In today’s first reading the Israelites receive the gift of manna, a special bread from heaven to sustain them in the journey through the desert. In the gospel Jesus states that He is the needed food for the journey when He says: “I am the bread of life, whoever comes to me will never hunger, and whoever believes in me will never thirst.”
Wouldn’t it be great to have the money in your pocket multiplied? I often wish the money in the Sunday collection would be multiplied. But what I would most like to see multiplied would be the gifts of the Lord. Gifts such as love, peace, forgiveness and understanding would be wonderful to see multiplied in my life and in the world. In the gospel and first reading today we hear about the multiplication of bread. That too would be wonderful – a day when no one went hungry.
A Day of Rest
While some cultures build the workday around the afternoon siesta, thus ensuring that all workers have a daily time of renewal, others no longer even endorse the idea of “keeping Sunday.” Instead, everyone is constantly busy, caught up in an endless cycle of tasks to be done.
In today’s second reading, St. Paul writes that he was given a thorn in the flesh so that he might not become too proud. He then writes that in prayer God told him: “My grace is sufficient for you, for power is made perfect in weakness.” I have felt the power of God overshadowing me during these past couple years, years when I was completely broken. In February 2017 I had a bike accident where I badly damaged my right rotator cuff, tore my right bicep and broke a rib. I was unable to hold any weight in my right hand for 3 months—limiting my ability to do ministry and exercise. I had difficulty sleeping, only averaging a few hours of nightly sleep for those months. I became depressed and felt powerless. Fortunately, through good friends and spiritual direction, I managed to get back on course. I realized God’s power in my weakness and had to admit my defeat. Having an athletic mind I don’t do defeat easily, and asking to move from St. Kateri parish felt like defeat. What I’ve discovered was it was more of a surrender than defeat. As I surrendered to God and my own limitations, doors opened and I began to recover.

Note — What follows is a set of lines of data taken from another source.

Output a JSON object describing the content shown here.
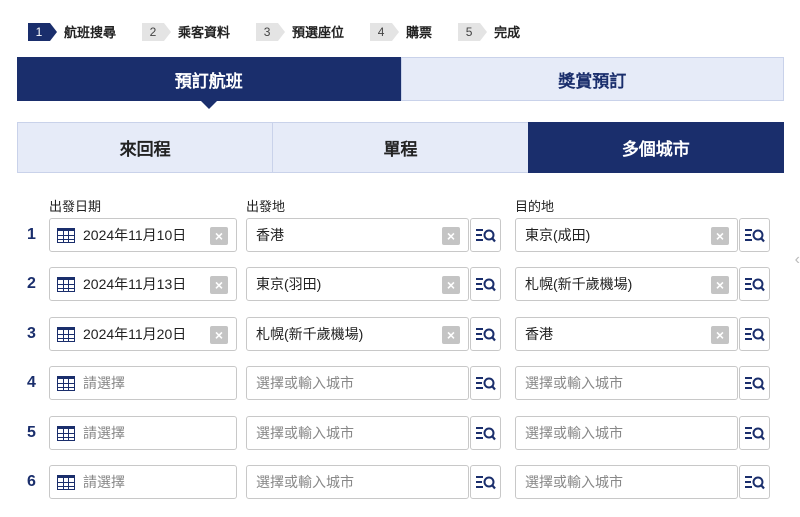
{
  "steps": [
    {
      "num": "1",
      "label": "航班搜尋",
      "active": true
    },
    {
      "num": "2",
      "label": "乘客資料",
      "active": false
    },
    {
      "num": "3",
      "label": "預選座位",
      "active": false
    },
    {
      "num": "4",
      "label": "購票",
      "active": false
    },
    {
      "num": "5",
      "label": "完成",
      "active": false
    }
  ],
  "main_tabs": [
    {
      "label": "預訂航班",
      "active": true
    },
    {
      "label": "獎賞預訂",
      "active": false
    }
  ],
  "trip_tabs": [
    {
      "label": "來回程",
      "active": false
    },
    {
      "label": "單程",
      "active": false
    },
    {
      "label": "多個城市",
      "active": true
    }
  ],
  "headers": {
    "date": "出發日期",
    "origin": "出發地",
    "destination": "目的地"
  },
  "rows": [
    {
      "num": "1",
      "date": "2024年11月10日",
      "origin": "香港",
      "destination": "東京(成田)"
    },
    {
      "num": "2",
      "date": "2024年11月13日",
      "origin": "東京(羽田)",
      "destination": "札幌(新千歲機場)"
    },
    {
      "num": "3",
      "date": "2024年11月20日",
      "origin": "札幌(新千歲機場)",
      "destination": "香港"
    },
    {
      "num": "4",
      "date": "",
      "origin": "",
      "destination": ""
    },
    {
      "num": "5",
      "date": "",
      "origin": "",
      "destination": ""
    },
    {
      "num": "6",
      "date": "",
      "origin": "",
      "destination": ""
    }
  ],
  "placeholders": {
    "date": "請選擇",
    "city": "選擇或輸入城市"
  },
  "icons": {
    "calendar": "calendar-icon",
    "clear": "clear-icon",
    "city_search": "list-search-icon"
  },
  "colors": {
    "brand": "#1a2e6c",
    "tab_inactive": "#e6ebf8"
  }
}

Dear Parishioners and Visitors:
The desire to touch the holy is a strong human impulse. In our incompleteness, we yearn for union with the divine. This desire leads us to seek out people, places and objects that give us a spiritual “connection.” Just as Michelangelo’s Adam stretches out his hand toward the Creator, so we stretch out our hands towards God’s presence. Like the women in today’s gospel who dared to reach out and touch the garment of Jesus, we too reach out with hope and longing.